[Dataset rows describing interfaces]
====

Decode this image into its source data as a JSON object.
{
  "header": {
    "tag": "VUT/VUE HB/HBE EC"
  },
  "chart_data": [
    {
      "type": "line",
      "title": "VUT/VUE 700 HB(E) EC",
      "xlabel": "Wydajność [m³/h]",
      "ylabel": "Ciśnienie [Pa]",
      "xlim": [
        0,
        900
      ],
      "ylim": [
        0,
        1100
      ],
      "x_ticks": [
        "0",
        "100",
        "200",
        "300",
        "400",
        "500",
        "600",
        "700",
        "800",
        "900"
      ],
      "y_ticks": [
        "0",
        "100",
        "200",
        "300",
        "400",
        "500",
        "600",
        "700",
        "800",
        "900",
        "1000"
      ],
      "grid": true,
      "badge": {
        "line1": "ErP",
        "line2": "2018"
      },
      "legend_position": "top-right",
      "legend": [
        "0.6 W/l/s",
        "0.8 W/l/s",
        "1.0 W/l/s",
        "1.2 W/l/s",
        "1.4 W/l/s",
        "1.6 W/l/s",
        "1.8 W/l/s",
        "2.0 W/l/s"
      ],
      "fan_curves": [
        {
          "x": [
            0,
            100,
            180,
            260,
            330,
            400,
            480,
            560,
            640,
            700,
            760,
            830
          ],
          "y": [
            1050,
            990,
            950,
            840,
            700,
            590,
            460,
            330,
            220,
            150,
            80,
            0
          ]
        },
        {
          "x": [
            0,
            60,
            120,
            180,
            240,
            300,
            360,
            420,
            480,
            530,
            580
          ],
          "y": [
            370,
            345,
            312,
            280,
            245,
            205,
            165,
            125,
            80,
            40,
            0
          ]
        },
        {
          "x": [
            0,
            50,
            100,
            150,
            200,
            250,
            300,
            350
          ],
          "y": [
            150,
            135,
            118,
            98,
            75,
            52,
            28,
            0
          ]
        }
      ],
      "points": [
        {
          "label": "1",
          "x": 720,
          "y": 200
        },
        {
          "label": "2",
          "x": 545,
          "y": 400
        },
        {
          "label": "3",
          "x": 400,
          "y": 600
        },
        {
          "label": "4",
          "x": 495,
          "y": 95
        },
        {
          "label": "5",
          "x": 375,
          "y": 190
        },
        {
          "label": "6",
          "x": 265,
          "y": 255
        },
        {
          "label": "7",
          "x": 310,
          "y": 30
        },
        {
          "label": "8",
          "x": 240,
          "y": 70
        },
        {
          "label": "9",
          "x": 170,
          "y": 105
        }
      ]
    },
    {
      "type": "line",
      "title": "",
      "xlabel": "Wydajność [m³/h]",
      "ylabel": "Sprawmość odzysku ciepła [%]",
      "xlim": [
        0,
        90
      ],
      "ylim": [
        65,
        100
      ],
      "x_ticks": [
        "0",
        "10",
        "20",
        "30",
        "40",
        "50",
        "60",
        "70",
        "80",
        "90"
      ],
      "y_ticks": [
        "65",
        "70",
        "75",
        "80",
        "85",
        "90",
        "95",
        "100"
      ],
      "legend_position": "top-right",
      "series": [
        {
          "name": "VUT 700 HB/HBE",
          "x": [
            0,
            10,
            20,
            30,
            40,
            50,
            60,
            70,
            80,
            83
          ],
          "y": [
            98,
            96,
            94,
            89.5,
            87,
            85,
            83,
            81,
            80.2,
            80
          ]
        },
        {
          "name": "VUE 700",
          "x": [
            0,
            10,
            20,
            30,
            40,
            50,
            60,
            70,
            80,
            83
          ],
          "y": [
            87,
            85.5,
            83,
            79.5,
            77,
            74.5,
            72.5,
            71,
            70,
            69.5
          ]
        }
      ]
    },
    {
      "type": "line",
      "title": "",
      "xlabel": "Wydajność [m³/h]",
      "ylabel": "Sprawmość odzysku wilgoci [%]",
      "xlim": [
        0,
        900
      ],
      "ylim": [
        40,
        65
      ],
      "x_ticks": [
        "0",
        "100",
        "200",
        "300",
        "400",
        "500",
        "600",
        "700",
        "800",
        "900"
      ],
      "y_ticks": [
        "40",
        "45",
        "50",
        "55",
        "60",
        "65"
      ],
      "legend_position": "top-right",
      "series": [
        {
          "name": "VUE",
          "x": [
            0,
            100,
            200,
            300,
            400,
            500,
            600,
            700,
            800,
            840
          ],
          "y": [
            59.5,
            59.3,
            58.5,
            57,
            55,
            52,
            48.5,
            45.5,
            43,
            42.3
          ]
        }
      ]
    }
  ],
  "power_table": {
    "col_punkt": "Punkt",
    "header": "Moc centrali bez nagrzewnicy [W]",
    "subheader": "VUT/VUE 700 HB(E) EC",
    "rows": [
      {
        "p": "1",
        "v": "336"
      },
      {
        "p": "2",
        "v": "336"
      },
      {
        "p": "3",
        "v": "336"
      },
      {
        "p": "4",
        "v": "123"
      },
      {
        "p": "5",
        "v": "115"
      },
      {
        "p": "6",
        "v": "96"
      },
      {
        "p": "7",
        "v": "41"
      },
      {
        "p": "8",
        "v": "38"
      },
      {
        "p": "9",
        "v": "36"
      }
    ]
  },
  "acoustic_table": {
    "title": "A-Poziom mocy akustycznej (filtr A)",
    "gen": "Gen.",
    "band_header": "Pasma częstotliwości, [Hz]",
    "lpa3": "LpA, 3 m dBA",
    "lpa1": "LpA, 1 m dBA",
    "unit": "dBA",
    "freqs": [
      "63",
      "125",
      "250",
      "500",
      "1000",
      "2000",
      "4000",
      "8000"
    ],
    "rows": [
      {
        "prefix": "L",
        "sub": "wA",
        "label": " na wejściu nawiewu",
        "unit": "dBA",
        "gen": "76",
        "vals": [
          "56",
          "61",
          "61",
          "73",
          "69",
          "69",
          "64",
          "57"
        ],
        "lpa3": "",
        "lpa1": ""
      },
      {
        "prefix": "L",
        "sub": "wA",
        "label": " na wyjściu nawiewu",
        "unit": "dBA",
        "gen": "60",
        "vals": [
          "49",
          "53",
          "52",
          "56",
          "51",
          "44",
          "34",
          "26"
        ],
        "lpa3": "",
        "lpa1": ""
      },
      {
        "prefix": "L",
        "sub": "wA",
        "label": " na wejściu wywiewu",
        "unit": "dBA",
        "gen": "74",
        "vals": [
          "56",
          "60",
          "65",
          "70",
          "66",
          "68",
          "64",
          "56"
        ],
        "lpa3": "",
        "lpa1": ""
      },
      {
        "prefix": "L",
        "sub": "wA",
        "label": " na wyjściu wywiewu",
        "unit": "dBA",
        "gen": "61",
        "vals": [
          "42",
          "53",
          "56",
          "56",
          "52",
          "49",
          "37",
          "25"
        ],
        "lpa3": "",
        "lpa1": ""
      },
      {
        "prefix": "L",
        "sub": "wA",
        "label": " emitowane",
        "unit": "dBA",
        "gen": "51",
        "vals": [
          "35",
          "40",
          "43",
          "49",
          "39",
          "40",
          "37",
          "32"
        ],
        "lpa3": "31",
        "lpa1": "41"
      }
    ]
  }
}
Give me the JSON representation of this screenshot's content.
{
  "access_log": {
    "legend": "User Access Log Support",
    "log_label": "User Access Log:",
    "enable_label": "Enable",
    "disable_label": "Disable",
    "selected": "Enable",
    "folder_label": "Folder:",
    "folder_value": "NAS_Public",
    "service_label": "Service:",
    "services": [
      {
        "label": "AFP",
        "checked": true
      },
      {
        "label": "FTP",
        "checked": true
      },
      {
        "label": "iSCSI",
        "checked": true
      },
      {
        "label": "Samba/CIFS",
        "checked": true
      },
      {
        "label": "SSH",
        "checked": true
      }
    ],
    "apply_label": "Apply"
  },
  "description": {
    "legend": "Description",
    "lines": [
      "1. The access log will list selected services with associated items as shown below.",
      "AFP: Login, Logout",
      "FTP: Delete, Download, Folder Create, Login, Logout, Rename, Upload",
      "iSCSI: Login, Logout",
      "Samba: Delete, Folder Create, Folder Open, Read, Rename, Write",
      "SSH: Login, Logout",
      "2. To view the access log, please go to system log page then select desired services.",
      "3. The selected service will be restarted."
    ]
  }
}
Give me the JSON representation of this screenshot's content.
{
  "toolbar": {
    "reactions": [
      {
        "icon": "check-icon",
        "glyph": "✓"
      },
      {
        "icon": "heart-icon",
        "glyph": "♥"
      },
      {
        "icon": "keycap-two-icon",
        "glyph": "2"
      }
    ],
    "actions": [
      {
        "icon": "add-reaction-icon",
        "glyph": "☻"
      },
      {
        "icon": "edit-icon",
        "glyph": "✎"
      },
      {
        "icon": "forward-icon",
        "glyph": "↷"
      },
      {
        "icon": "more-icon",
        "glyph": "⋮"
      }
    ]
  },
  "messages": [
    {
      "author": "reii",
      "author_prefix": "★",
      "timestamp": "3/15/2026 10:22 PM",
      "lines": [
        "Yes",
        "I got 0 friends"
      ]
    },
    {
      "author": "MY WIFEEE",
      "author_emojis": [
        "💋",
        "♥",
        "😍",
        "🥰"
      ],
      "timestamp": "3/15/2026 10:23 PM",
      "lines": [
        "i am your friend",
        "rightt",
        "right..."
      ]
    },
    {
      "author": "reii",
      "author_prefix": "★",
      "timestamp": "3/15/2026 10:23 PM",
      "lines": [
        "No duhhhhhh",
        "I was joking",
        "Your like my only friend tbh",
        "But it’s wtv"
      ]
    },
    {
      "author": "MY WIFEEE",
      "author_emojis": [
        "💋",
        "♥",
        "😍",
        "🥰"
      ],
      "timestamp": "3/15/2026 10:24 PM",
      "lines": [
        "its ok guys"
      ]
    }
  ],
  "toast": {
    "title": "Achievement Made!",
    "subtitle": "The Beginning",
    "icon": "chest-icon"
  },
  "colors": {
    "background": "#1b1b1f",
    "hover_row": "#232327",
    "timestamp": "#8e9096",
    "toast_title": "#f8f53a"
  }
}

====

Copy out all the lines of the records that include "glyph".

*WRITTEN RESPONSE:*
        "glyph": "✓"
        "glyph": "♥"
        "glyph": "2"
        "glyph": "☻"
        "glyph": "✎"
        "glyph": "↷"
        "glyph": "⋮"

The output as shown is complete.